__Data for this task__:
___
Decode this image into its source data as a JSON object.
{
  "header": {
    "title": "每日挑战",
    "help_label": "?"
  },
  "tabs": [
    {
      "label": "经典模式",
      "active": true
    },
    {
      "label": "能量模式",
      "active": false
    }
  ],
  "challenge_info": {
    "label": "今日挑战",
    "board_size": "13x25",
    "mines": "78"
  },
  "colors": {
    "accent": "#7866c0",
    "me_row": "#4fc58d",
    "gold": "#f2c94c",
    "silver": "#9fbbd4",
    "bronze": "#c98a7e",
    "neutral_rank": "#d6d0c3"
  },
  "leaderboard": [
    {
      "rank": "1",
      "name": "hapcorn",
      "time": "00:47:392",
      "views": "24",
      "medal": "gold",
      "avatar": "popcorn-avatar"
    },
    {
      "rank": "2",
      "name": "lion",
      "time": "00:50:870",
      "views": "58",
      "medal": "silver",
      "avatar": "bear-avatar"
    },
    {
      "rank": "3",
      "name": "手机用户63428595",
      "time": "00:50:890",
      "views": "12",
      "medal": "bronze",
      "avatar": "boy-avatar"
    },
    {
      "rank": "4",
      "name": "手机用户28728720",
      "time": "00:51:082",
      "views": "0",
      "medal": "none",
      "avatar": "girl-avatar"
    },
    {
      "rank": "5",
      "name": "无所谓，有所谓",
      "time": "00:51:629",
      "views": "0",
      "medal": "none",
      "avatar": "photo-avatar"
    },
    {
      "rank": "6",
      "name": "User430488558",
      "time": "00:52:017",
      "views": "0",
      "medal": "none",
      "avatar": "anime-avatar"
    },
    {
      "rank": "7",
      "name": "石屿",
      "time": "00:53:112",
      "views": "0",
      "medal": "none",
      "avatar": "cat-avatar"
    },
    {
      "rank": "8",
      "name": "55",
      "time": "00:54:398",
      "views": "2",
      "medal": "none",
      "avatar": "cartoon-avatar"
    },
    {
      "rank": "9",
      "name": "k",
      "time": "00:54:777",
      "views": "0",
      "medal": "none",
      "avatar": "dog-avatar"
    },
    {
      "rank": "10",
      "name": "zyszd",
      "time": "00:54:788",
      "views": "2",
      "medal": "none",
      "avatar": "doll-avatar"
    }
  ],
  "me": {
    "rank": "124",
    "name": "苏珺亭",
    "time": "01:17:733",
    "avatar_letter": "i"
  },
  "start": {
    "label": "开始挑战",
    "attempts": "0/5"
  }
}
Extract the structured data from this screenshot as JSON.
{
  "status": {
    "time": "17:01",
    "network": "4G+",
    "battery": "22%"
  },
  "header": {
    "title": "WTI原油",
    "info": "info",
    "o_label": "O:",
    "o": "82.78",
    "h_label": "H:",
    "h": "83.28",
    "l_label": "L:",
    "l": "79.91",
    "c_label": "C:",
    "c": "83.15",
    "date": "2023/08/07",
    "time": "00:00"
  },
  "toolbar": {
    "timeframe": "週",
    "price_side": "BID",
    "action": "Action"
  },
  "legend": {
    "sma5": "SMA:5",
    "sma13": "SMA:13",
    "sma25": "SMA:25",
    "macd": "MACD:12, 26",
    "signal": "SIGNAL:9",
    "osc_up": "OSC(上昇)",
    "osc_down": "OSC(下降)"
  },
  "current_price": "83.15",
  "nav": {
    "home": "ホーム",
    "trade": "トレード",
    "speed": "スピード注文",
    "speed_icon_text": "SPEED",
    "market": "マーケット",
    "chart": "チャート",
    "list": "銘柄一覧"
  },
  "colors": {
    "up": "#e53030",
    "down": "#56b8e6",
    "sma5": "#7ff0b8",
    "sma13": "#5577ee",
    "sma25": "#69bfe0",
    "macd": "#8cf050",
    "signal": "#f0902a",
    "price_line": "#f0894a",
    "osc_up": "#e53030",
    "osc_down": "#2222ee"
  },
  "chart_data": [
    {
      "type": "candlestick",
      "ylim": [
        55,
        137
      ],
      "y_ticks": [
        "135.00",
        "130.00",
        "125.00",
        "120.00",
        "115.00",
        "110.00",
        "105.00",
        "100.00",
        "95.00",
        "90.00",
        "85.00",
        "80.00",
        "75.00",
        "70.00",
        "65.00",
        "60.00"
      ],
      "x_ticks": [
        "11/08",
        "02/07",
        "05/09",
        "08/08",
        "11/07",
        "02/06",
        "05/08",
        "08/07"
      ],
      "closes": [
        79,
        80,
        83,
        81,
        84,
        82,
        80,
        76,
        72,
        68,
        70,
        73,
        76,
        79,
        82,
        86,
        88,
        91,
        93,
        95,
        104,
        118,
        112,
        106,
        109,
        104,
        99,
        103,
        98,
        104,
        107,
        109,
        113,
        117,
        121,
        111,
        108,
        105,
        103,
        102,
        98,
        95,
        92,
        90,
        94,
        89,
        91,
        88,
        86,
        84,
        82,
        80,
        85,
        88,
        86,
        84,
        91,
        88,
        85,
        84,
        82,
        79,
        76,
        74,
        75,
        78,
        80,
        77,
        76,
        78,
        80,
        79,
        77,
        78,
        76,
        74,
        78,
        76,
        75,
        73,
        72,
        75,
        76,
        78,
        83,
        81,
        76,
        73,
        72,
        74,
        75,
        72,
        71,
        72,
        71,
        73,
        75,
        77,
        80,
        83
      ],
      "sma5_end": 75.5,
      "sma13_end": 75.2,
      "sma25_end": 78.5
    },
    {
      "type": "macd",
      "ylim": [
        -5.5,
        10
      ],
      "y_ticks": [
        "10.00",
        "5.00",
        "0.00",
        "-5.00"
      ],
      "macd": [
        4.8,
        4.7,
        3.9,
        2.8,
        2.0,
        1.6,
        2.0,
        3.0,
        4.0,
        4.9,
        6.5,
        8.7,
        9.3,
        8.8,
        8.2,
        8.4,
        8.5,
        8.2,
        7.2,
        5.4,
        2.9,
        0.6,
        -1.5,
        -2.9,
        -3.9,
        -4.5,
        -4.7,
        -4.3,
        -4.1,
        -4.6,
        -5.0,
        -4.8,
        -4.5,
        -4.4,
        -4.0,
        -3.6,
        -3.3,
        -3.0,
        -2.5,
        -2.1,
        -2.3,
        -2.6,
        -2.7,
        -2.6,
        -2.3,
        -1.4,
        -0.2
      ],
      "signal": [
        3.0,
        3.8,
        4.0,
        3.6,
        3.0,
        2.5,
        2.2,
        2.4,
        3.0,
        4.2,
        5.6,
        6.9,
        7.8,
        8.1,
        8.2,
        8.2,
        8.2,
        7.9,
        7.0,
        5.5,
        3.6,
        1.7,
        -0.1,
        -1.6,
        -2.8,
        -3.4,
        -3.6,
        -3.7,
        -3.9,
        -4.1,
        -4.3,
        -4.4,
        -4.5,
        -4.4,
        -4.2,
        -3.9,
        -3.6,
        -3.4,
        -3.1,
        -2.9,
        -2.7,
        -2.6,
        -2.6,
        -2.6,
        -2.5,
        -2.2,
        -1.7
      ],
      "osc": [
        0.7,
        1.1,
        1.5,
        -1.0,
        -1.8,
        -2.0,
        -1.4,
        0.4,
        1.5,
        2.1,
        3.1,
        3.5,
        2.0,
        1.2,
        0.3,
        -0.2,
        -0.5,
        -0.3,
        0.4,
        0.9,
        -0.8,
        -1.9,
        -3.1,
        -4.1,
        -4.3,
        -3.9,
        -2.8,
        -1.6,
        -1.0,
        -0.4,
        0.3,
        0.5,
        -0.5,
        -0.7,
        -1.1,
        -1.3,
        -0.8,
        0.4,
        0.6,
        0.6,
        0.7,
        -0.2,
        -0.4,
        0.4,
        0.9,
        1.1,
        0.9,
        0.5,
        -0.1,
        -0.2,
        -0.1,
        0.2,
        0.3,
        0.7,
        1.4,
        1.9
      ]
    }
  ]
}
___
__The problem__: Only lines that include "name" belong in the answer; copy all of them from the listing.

__Response for this exercise__:
      "name": "hapcorn",
      "name": "lion",
      "name": "手机用户63428595",
      "name": "手机用户28728720",
      "name": "无所谓，有所谓",
      "name": "User430488558",
      "name": "石屿",
      "name": "55",
      "name": "k",
      "name": "zyszd",
    "name": "苏珺亭",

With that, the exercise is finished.